**Problem details:** Where does the string "المعلومات" appear in the records? Copy each line that holds it.

----

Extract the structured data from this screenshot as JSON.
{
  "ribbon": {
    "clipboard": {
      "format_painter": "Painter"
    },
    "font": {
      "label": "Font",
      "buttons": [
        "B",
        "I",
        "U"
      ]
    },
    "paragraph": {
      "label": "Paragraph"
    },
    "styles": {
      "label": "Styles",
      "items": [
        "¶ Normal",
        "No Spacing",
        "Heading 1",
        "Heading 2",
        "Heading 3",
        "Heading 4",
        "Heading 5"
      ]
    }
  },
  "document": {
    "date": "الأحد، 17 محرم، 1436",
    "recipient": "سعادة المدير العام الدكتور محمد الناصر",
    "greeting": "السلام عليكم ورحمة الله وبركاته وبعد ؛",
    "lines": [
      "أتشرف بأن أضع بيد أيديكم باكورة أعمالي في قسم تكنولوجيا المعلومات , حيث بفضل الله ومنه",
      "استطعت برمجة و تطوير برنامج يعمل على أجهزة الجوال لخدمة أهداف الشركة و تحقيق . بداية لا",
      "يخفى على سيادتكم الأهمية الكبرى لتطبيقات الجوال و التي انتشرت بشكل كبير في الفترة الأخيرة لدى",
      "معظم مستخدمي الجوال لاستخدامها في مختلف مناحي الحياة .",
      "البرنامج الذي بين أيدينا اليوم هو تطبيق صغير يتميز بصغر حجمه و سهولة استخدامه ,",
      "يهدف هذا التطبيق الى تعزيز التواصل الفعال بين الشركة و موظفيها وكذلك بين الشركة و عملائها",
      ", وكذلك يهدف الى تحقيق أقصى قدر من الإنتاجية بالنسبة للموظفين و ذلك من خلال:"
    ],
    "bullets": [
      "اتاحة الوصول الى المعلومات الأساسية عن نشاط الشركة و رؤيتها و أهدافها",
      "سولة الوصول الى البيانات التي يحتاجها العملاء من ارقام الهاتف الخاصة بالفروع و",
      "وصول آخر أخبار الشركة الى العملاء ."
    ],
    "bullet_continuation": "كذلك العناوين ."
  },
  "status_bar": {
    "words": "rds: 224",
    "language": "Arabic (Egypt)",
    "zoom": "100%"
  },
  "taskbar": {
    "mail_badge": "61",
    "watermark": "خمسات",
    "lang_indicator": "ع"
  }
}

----

**Output of the exercise:**
      "أتشرف بأن أضع بيد أيديكم باكورة أعمالي في قسم تكنولوجيا المعلومات , حيث بفضل الله ومنه",
      "اتاحة الوصول الى المعلومات الأساسية عن نشاط الشركة و رؤيتها و أهدافها",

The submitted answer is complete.